In a guest blog for the Healthcare Hub, O’Connor shares more on how AHRMM is helping lead the way to the supply chain of the future.
O'Connor: As hospitals adjust to the requisites of healthcare reform, including deep reimbursement cuts, the supply chain is increasingly the area to which they turn to help reach their overarching institutional goals: reducing costs and improving patient outcomes without sacrificing quality. However, under health reform, reimbursement rates are determined by quality and outcomes. Therefore, hospitals must scrutinize total costs, including supply, procedure, and delivered care.
The supply chain, in turn, must focus beyond savings and consider care quality and patient outcomes. By aligning its goals with organizational objectives, the supply chain can most effectively impact the affordability and quality of healthcare at the intersection of cost, quality, and outcomes. Given its role working across departments, administration, and clinical hierarchies to maximize efficiency and value, the supply chain function should be an essential factor in every health system’s strategic plan.
In January, we at the Association for Healthcare Resource & Materials Management (AHRMM) launched the Cost-Quality-Outcomes (CQO) Movement, a three-year educational framework that prepares supply chain professionals to meet the demands of the changing healthcare environment. We recognize that today’s supply chain professionals should be fluent in complex analytics, payment policies, and procedures—and know how to use data to measure the larger implications of medical supplies, devices, and pharmaceuticals on patient outcomes and reimbursement. In addition, they should be knowledgeable about legislation, regulation, and market and technology development.
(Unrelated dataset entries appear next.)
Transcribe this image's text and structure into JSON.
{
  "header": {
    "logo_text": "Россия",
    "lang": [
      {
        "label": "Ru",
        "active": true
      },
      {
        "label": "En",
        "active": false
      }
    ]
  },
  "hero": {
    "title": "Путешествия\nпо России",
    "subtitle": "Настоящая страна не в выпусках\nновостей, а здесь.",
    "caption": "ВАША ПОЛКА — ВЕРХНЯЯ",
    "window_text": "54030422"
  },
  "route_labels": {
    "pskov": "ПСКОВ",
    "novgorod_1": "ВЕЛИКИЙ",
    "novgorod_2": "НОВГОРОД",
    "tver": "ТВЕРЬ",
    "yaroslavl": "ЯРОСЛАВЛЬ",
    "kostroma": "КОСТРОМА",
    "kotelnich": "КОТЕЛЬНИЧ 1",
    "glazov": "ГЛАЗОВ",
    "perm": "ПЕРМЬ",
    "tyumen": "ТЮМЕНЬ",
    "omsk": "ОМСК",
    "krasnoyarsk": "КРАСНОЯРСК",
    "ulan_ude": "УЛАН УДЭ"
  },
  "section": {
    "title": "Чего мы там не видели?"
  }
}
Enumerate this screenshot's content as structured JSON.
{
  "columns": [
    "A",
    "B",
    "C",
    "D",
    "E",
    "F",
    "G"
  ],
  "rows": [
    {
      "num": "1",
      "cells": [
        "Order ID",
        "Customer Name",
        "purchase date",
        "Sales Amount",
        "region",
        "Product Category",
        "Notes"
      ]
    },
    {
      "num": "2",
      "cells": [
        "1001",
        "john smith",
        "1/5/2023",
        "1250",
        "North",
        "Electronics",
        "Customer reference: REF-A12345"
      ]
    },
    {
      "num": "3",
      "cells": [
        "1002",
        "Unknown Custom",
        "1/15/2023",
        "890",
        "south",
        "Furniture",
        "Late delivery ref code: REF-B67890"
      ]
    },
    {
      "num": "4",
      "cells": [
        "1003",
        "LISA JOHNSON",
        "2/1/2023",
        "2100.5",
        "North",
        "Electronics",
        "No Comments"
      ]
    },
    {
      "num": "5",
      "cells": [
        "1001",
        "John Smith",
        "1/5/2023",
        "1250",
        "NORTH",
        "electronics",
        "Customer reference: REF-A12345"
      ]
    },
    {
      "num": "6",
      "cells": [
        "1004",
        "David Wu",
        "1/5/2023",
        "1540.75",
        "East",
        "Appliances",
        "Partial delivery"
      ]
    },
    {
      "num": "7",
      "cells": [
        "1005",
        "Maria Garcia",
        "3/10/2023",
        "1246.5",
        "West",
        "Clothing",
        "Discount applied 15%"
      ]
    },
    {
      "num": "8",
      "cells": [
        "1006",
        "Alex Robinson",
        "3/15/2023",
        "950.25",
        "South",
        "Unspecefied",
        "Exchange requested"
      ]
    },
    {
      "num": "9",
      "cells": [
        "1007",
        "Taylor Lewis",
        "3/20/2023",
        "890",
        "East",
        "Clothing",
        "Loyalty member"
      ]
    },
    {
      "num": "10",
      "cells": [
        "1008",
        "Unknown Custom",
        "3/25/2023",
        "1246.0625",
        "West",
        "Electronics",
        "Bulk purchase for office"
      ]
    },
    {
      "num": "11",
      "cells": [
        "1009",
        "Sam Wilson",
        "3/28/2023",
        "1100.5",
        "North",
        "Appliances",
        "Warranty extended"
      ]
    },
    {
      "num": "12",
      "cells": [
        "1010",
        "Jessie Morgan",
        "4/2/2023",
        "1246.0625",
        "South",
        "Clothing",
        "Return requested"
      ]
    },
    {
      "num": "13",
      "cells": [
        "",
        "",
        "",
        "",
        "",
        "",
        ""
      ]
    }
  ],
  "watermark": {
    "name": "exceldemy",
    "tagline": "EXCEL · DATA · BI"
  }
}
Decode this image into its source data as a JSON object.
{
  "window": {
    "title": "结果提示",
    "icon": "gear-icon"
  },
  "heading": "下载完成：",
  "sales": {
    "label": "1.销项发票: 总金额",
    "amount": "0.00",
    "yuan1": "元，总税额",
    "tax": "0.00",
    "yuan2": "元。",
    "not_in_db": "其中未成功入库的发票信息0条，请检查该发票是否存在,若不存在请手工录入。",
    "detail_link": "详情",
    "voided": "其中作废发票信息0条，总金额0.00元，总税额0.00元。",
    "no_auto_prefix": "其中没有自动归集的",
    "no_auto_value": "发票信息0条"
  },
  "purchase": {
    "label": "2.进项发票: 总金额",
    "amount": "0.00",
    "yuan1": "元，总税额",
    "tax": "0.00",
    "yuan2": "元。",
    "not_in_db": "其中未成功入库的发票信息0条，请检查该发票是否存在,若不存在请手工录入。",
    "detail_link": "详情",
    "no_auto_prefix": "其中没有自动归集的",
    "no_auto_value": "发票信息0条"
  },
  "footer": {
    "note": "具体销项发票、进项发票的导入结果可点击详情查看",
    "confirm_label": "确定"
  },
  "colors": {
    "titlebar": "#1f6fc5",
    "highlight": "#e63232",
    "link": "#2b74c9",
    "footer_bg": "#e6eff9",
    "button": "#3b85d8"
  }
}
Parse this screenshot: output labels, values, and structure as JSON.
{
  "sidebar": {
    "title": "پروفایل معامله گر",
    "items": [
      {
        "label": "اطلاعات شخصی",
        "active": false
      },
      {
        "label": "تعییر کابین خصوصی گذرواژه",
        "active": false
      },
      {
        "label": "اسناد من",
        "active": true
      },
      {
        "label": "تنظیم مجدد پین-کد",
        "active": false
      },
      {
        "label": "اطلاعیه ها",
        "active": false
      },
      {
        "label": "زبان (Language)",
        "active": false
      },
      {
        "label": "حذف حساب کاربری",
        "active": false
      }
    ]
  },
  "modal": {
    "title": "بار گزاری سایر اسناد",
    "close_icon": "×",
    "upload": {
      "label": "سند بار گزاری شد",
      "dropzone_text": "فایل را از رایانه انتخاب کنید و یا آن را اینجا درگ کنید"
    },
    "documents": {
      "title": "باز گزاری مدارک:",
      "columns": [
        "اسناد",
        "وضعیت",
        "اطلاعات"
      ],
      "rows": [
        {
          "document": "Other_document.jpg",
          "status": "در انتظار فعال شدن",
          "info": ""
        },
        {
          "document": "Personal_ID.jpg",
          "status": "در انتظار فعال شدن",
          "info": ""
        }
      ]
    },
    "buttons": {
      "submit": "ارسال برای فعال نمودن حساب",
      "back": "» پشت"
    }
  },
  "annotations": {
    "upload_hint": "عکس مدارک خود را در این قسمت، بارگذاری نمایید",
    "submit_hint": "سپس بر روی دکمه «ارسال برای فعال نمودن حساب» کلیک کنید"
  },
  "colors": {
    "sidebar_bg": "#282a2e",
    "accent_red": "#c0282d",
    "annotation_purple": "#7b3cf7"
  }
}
Supply chain leaders are also agents of change for issues such as clinical preference items, and problem solvers for supply chain disruptions like drug shortages.
That's why the CQO Movement is much more than an education initiative. It aims not only to change how supply chain professionals approach their role, but how hospitals view the supply chain and its role in overall strategic planning.
Supply chain has come a long way from its purely transactional beginnings. The new demands on healthcare providers require supply chain solutions that go beyond better price points to offer more value, improved health outcomes, and better patient experiences. A supply chain that takes ownership of the intersection of cost, quality, and outcomes can facilitate cross-departmental discussions and decision-making, critical to the current healthcare paradigm in which considerations of financial performance and patient outcomes need to be balanced. AHRMM will continue to lead the way and support materials managers and supply chain professionals as they adapt to and keep pace with the challenges of the evolving healthcare landscape.